§ Action item
For each line below that contains the word "this", return that line.

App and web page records
☆ ☆ ☆

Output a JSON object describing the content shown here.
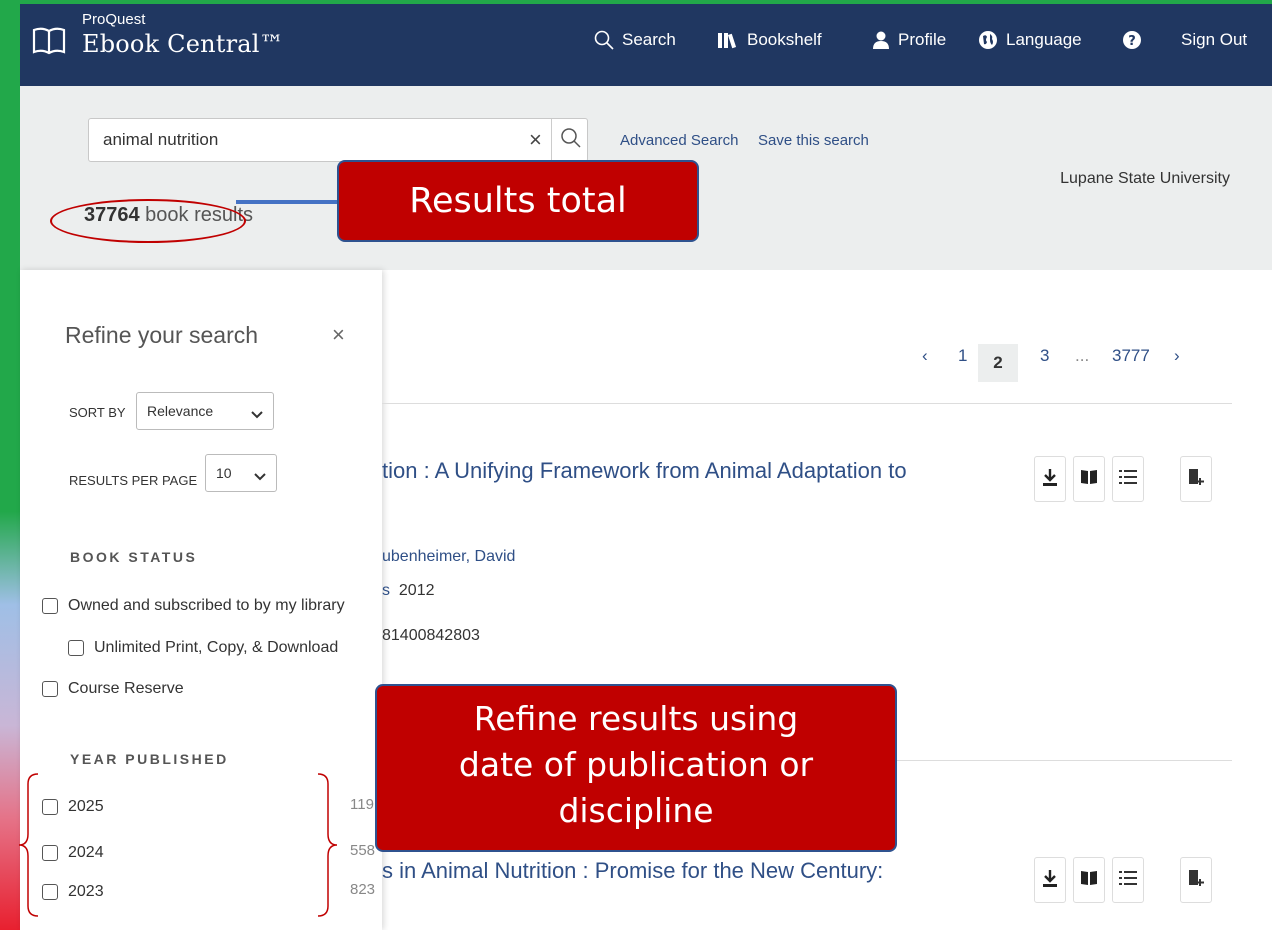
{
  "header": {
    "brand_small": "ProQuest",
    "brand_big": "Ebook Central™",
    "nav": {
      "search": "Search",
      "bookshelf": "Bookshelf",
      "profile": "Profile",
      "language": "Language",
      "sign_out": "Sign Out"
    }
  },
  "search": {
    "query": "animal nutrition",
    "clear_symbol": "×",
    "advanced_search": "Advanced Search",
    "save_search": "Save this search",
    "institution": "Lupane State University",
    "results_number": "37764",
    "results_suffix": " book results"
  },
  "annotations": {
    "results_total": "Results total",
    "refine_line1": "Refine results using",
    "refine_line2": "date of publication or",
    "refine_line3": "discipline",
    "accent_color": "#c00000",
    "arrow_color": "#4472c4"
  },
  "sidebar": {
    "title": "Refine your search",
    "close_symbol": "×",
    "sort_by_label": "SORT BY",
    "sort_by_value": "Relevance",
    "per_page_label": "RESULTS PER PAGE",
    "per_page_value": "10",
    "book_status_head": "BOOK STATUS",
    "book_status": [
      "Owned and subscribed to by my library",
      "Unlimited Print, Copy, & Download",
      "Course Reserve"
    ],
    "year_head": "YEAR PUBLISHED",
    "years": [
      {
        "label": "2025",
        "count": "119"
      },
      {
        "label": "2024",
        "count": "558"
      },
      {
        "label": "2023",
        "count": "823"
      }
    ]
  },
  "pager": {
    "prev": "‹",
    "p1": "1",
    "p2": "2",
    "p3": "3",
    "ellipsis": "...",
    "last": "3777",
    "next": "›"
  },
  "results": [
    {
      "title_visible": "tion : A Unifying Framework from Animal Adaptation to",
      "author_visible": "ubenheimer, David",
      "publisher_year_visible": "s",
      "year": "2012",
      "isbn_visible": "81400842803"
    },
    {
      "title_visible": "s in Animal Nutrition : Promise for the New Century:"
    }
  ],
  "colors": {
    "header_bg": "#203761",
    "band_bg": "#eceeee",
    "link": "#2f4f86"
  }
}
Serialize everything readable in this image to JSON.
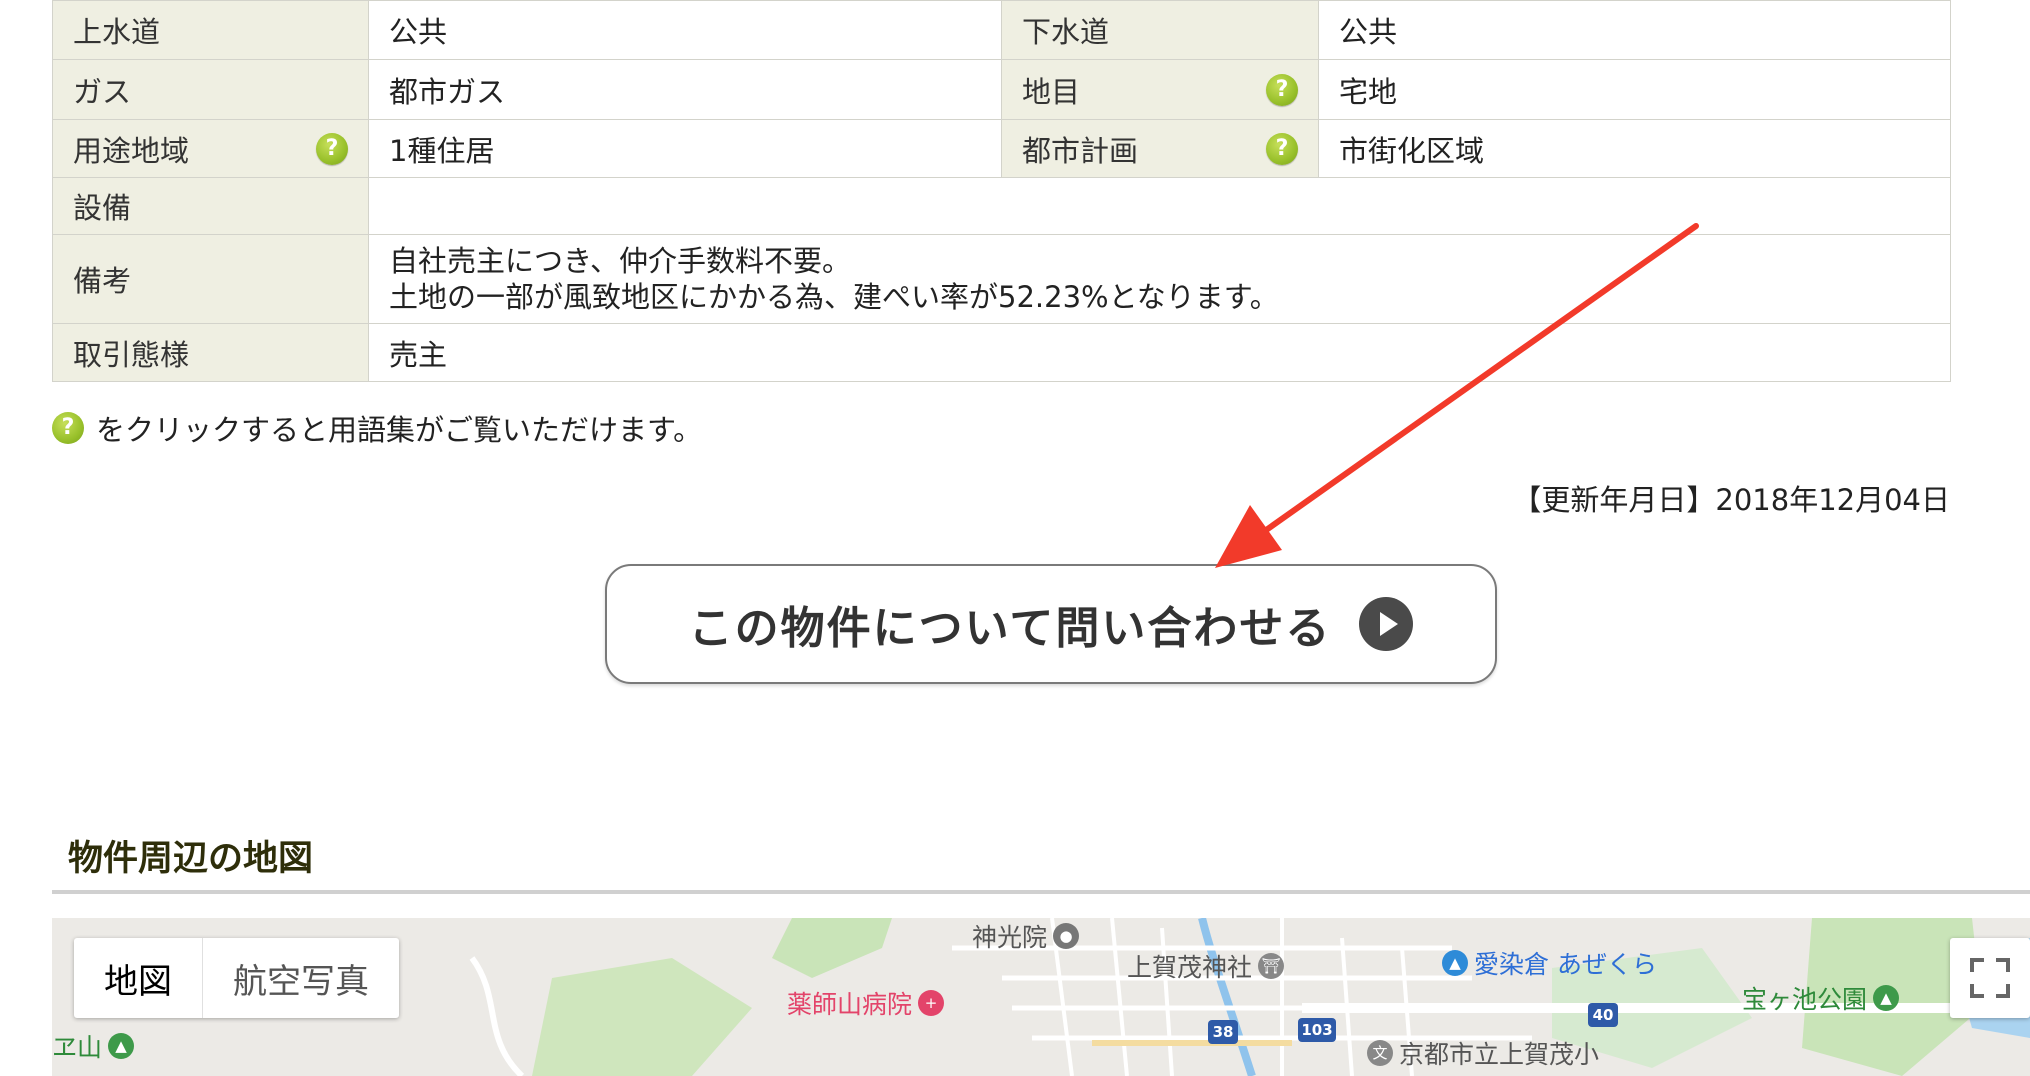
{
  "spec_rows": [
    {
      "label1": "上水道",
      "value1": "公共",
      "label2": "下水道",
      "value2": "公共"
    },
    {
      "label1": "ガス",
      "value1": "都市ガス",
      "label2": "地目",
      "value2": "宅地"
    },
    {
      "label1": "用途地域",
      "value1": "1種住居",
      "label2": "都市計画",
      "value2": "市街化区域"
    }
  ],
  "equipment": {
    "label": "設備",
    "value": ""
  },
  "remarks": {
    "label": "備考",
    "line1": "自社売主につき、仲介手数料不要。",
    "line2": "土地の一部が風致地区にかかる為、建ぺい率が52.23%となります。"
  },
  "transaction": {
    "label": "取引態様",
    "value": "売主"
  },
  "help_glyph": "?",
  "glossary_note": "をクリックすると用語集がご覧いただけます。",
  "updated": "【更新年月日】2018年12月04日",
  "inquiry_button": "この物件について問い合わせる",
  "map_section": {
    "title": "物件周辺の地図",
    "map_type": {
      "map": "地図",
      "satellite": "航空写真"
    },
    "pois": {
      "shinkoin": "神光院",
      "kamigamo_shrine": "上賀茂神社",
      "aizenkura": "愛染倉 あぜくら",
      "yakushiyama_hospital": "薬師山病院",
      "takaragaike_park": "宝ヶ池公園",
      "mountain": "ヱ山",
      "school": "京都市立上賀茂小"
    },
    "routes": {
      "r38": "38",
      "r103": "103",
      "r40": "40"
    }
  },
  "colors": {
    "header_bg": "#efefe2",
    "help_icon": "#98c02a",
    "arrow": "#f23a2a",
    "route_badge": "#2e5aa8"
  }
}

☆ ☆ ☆

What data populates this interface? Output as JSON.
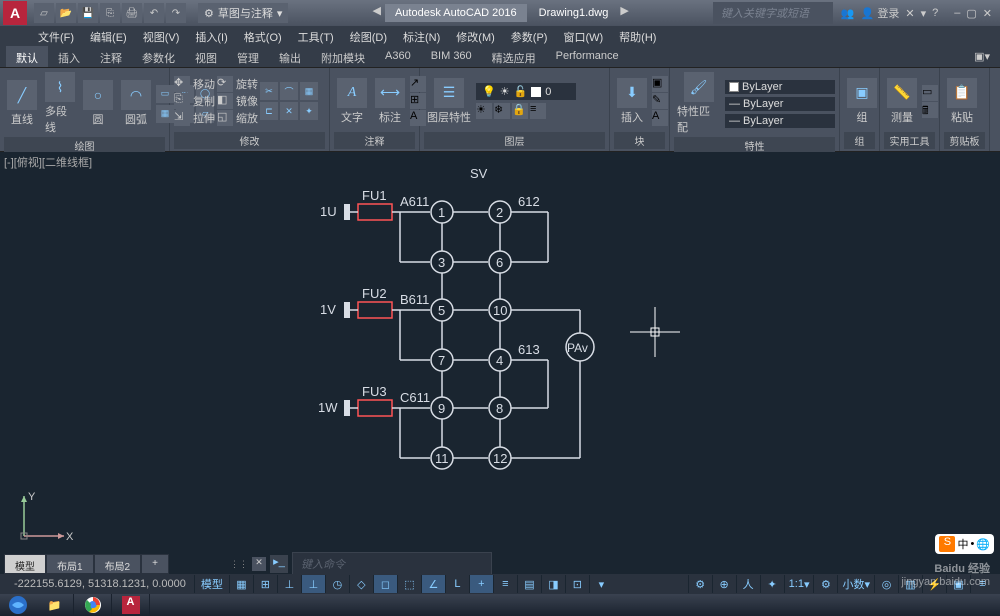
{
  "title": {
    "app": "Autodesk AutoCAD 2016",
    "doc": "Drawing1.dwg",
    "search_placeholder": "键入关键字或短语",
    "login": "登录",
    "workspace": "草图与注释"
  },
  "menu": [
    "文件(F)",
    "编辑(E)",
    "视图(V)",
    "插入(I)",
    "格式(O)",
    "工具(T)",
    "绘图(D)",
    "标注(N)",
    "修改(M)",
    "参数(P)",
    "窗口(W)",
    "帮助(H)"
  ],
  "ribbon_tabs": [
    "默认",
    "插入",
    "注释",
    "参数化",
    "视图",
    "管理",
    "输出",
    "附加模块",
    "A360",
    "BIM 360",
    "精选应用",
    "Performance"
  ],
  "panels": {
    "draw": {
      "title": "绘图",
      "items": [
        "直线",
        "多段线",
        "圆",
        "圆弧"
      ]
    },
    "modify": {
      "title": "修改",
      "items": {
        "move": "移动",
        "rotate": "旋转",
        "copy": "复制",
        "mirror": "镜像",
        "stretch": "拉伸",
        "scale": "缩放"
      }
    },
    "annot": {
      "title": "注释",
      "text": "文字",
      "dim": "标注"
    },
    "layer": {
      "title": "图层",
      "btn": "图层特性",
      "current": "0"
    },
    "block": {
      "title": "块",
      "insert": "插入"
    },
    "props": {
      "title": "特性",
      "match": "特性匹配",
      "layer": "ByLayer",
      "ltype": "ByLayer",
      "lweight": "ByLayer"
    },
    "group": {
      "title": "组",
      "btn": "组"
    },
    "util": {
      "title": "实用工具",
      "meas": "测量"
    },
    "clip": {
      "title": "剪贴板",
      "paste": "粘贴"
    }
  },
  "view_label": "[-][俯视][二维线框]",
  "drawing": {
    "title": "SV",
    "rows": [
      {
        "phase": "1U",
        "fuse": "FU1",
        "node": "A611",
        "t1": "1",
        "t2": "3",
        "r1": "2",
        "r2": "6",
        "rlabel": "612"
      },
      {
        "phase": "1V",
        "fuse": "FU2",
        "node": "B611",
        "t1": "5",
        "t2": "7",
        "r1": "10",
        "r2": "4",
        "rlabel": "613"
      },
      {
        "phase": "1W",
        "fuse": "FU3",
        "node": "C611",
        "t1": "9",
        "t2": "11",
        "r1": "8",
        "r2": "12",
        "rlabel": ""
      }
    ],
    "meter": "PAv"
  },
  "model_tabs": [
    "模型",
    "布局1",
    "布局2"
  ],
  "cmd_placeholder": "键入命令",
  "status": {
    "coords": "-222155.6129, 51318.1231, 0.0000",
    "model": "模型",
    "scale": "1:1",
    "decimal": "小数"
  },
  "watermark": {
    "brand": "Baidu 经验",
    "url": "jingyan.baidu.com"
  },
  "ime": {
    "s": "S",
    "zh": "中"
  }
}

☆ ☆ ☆

§ Response
    "save_search": "Save this search",
Serialize everything readable in this image to JSON.
What data populates this interface? Output as JSON.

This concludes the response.